Research output: Contribution to journalJournal articlepeer-review

Published
<mark>Journal publication date</mark>2018
<mark>Journal</mark>Journal of Climate
Issue number23
Volume31
Number of pages25
Pages (from-to)9519-9543
Publication StatusPublished
Early online date8/11/18
<mark>Original language</mark>English

Abstract

The detection of climate change and its attribution to the corresponding underlying processes is challenging because signals such as trends and shifts are superposed on variability arising from the memory within the climate system. Statistical methods used to characterize change in time series must be flexible enough to distinguish these components. Here we propose an approach tailored to distinguish these different modes of change by fitting a series of models and selecting the most suitable one according to an information criterion. The models involve combinations of a constant mean or a trend superposed to a background of white noise with or without autocorrelation to characterize the memory, and are able to detect multiple changepoints in each model configuration. Through a simulation study on synthetic time series, the approach is shown to be effective in distinguishing abrupt changes from trends and memory by identifying the true number and timing of abrupt changes when they are present. Furthermore, the proposed method is better performing than two commonly used approaches for the detection of abrupt changes in climate time series. Using this approach, the so-called hiatus in recent global mean surface warming fails to be detected as a shift in the rate of temperature rise but is instead consistent with steady increase since the 1960s/1970s. Our method also supports the hypothesis that the Pacific decadal oscillation behaves as a short-memory process rather than forced mean shifts as previously suggested. These examples demonstrate the usefulness of the proposed approach for change detection and for avoiding the most pervasive types of mistake in the detection of climate change. © 2018 American Meteorological Society.

Bibliographic note
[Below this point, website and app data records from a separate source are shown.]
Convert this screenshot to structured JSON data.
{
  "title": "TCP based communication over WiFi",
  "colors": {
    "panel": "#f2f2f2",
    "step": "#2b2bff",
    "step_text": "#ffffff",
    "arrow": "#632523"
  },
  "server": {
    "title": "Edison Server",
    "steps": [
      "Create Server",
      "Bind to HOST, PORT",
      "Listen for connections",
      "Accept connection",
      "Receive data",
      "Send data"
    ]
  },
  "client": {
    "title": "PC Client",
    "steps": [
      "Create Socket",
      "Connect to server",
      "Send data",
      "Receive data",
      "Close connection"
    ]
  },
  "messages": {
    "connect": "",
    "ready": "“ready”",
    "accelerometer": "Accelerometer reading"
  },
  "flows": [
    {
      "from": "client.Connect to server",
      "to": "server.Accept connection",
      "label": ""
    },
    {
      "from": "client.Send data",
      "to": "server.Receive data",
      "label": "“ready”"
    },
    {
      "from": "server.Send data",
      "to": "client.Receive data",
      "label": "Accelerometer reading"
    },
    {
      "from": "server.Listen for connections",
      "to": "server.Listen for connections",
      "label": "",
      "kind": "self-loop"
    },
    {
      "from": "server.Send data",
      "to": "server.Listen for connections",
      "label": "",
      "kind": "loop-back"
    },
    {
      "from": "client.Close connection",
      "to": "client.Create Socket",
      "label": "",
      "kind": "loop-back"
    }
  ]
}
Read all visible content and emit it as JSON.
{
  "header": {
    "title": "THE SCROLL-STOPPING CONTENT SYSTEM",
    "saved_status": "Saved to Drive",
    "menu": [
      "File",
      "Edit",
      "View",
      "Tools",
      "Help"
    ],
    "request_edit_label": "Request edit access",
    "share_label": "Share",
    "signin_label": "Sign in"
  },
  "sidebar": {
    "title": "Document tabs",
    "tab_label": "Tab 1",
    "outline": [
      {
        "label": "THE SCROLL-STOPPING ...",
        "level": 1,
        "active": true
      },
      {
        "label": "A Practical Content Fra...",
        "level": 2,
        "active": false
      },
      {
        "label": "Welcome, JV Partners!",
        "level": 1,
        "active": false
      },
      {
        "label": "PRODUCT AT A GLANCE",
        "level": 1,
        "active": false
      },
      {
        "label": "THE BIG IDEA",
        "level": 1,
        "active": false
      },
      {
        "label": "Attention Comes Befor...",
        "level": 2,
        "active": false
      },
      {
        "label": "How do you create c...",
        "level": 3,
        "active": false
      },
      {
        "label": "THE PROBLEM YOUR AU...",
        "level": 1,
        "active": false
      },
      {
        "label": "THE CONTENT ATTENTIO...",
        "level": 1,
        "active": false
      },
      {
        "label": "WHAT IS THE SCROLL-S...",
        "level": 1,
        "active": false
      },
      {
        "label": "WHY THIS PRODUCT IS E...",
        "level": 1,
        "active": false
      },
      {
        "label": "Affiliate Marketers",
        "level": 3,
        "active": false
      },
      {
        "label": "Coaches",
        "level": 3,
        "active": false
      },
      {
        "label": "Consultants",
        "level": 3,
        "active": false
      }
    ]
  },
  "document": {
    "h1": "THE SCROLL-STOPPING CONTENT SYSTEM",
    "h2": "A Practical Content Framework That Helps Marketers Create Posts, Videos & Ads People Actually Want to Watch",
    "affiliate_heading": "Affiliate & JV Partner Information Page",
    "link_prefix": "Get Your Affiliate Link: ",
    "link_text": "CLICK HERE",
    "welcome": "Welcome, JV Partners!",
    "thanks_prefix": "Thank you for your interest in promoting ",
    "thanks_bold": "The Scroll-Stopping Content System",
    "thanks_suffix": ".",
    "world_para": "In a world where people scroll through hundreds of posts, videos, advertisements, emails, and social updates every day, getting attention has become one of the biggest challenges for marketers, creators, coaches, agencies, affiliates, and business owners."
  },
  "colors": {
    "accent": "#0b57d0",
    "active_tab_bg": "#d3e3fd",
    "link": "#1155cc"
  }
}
Beaulieu, C. and R. Killick, 2018: Distinguishing Trends and Shifts from Memory in Climate Data. J. Climate, 31, 9519–9543, https://doi.org/10.1175/JCLI-D-17-0863.1 © Copyright 2018 American Meteorological Society (AMS). Permission to use figures, tables, and brief excerpts from this work in scientific and educational works is hereby granted provided that the source is acknowledged. Any use of material in this work that is determined to be “fair use” under Section 107 of the U.S. Copyright Act or that satisfies the conditions specified in Section 108 of the U.S. Copyright Act (17 USC §108) does not require the AMS’s permission. Republication, systematic reproduction, posting in electronic form, such as on a website or in a searchable database, or other uses of this material, except as exempted by the above statement, requires written permission or a license from the AMS. All AMS journals and monograph publications are registered with the Copyright Clearance Center (http://www.copyright.com). Questions about permission to use materials for which AMS holds the copyright can also be directed to permissions@ametsoc.org. Additional details are provided in the AMS Copyright Policy statement, available on the AMS website (http://www.ametsoc.org/CopyrightInformation).